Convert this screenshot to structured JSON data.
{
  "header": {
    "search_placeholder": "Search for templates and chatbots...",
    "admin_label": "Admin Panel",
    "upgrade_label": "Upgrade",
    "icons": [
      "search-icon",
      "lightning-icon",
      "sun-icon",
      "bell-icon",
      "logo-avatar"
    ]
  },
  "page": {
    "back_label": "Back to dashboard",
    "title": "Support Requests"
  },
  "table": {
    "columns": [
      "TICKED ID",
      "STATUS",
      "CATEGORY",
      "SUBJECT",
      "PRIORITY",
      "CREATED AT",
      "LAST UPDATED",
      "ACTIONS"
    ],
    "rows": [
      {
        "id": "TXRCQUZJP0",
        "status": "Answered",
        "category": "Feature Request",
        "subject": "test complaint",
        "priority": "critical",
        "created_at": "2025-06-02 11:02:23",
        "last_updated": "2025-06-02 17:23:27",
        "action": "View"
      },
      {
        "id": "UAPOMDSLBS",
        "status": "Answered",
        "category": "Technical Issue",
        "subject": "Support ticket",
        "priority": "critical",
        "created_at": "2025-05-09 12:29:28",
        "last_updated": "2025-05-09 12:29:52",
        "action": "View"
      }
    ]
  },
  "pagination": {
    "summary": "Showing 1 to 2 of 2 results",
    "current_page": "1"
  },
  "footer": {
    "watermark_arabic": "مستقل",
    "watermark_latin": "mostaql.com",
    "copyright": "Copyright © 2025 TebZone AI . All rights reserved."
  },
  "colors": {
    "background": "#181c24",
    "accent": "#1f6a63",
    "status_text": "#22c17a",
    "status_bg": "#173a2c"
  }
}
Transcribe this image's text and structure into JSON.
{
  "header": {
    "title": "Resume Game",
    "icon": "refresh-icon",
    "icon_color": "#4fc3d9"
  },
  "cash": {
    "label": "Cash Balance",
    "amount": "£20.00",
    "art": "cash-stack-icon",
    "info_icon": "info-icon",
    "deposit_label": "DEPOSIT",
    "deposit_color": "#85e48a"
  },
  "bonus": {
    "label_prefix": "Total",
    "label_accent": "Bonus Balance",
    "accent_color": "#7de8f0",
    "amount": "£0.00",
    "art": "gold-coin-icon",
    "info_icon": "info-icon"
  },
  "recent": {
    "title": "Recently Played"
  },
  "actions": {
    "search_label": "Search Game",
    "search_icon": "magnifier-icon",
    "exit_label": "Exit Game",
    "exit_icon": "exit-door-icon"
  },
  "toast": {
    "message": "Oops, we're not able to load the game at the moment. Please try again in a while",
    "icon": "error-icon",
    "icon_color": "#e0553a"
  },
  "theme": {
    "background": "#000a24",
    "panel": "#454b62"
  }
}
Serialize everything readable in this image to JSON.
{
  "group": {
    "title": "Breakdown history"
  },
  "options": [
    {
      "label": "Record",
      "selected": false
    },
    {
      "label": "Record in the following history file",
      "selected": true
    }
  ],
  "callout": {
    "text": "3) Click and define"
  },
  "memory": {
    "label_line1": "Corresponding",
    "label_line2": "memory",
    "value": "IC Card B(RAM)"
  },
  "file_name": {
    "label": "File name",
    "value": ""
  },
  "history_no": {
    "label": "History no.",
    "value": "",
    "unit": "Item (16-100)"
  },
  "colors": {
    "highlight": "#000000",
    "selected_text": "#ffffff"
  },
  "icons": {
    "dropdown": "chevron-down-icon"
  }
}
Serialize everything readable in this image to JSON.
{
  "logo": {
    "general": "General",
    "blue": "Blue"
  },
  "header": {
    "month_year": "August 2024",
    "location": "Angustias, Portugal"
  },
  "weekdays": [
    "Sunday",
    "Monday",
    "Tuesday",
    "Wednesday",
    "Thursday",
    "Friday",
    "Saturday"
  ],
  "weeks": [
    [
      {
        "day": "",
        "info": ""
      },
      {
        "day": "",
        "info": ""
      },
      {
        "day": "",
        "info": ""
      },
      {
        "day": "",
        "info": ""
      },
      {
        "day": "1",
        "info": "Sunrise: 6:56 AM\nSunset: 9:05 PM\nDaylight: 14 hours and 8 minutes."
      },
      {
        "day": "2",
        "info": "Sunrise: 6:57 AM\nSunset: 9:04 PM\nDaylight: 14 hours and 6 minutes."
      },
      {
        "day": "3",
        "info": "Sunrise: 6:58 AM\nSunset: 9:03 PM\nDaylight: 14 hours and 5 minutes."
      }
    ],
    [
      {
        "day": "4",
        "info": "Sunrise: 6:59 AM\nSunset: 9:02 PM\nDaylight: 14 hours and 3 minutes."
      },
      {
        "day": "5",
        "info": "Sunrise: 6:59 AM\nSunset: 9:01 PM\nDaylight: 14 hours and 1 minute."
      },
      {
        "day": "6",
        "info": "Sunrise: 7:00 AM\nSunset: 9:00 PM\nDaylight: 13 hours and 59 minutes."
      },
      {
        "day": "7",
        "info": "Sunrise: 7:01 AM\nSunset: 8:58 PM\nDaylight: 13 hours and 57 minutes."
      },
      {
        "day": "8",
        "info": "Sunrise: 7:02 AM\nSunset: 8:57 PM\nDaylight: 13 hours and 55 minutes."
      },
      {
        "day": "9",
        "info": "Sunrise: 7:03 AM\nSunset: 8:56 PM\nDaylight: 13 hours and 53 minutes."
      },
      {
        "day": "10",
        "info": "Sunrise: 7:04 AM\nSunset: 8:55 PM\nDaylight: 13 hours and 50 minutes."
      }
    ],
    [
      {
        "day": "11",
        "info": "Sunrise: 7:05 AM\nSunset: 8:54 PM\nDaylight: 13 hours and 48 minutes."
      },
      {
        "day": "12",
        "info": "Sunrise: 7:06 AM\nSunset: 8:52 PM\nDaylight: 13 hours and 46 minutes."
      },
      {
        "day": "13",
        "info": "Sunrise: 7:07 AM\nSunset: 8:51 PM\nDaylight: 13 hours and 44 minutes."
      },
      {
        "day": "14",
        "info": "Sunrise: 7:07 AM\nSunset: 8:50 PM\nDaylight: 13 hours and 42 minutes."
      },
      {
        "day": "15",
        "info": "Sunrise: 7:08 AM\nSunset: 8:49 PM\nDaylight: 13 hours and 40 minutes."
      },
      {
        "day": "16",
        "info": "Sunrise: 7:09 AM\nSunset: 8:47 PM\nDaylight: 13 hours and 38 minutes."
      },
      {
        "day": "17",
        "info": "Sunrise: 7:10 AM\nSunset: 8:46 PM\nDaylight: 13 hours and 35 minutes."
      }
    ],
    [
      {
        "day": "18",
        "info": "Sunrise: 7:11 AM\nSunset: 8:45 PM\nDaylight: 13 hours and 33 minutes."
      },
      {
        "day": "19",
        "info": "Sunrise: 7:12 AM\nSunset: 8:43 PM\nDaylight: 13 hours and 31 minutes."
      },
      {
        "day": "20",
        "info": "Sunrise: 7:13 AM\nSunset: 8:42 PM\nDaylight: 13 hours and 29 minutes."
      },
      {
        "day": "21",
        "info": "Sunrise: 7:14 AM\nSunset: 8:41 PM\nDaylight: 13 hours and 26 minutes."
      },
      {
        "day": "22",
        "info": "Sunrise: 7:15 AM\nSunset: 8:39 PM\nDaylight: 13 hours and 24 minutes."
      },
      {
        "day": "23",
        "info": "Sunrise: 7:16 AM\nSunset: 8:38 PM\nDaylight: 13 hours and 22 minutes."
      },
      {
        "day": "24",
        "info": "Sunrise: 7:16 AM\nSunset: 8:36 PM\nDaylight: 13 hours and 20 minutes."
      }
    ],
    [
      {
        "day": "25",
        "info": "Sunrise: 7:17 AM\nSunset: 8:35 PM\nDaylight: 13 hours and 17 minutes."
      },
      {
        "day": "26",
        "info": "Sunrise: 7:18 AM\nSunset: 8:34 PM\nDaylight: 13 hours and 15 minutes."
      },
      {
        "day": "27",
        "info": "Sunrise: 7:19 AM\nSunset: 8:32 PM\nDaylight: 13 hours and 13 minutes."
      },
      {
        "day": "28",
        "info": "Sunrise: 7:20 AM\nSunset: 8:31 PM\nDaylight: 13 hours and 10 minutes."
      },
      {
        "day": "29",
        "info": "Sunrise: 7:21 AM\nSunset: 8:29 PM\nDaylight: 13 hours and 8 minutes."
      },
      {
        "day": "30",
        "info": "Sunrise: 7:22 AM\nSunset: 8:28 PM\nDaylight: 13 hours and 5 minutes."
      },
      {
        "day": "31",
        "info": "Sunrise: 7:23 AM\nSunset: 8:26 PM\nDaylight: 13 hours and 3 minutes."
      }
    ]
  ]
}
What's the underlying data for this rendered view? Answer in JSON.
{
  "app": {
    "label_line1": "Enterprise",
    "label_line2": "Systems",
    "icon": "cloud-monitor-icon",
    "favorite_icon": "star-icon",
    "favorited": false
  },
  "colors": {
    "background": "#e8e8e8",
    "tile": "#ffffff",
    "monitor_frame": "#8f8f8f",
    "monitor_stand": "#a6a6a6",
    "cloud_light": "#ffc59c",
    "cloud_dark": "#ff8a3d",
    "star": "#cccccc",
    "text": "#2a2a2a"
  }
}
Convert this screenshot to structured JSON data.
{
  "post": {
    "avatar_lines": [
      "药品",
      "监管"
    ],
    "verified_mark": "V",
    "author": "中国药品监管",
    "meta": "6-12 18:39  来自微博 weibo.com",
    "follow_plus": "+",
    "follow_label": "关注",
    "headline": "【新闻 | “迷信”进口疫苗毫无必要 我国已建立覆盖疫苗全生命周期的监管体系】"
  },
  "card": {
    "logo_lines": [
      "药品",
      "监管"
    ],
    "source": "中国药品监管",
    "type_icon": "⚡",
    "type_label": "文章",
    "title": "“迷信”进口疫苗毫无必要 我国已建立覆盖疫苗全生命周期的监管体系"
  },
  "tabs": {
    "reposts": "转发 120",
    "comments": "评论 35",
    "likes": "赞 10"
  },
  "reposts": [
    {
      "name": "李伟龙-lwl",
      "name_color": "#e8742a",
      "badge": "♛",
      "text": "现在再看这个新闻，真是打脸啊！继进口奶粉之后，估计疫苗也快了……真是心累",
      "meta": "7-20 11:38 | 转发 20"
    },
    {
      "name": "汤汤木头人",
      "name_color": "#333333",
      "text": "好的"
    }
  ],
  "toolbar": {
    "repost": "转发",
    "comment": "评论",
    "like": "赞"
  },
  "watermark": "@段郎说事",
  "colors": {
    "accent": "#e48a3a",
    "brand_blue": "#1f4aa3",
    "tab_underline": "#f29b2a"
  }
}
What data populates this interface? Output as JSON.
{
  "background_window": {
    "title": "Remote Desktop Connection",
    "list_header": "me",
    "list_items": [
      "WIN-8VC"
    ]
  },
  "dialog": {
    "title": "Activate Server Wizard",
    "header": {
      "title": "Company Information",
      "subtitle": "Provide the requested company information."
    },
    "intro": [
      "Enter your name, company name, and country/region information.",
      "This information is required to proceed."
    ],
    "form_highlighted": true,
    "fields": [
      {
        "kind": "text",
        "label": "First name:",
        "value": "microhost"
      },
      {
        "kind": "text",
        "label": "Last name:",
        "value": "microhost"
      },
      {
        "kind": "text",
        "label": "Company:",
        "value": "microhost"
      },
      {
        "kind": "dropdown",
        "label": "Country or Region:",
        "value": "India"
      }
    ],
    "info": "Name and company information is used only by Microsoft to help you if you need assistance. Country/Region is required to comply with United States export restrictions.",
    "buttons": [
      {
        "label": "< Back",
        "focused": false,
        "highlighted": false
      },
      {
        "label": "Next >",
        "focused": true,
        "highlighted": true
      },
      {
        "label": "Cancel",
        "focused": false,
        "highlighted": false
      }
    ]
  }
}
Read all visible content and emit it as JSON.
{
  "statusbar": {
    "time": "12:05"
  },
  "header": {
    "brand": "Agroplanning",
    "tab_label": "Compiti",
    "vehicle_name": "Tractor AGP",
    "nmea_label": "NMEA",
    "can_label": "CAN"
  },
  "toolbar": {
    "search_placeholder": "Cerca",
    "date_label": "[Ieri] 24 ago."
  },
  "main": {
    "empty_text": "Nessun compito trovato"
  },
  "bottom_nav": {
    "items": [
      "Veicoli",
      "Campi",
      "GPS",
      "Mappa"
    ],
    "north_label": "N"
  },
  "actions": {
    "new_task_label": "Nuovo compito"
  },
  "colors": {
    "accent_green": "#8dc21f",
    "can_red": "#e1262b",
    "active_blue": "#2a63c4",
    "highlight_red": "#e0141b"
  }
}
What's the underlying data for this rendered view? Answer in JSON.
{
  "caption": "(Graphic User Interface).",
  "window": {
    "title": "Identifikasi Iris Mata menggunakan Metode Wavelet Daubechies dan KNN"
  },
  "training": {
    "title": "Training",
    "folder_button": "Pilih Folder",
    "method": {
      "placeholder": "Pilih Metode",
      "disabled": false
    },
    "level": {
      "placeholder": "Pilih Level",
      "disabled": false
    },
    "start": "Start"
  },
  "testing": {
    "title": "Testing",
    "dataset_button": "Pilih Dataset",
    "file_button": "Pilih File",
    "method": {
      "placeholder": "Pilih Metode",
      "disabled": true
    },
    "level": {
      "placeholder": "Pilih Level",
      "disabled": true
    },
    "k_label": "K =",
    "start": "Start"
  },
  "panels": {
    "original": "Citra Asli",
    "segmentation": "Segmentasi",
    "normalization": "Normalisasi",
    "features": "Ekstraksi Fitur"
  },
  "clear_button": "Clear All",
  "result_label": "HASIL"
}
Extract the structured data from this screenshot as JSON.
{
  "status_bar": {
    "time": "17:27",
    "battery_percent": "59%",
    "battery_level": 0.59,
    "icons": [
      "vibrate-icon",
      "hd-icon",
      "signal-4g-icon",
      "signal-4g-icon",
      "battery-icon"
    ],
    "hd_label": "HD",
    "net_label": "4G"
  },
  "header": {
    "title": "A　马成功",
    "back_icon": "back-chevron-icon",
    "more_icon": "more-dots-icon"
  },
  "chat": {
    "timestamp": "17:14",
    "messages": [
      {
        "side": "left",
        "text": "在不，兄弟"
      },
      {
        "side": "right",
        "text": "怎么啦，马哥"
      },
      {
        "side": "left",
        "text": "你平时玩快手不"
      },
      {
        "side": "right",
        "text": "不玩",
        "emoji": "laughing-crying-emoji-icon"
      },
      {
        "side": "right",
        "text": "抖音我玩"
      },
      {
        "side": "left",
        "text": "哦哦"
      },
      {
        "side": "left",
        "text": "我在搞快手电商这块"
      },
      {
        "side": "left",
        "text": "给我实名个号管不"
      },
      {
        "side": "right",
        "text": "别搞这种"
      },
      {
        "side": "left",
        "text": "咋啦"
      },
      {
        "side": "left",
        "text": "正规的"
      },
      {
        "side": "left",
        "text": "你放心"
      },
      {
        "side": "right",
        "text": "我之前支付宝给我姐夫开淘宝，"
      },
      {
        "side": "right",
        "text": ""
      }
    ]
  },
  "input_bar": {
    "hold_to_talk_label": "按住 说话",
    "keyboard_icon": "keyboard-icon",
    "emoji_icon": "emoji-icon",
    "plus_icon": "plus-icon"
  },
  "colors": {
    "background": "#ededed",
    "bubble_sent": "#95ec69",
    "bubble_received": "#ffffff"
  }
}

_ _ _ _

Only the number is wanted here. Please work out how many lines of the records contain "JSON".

10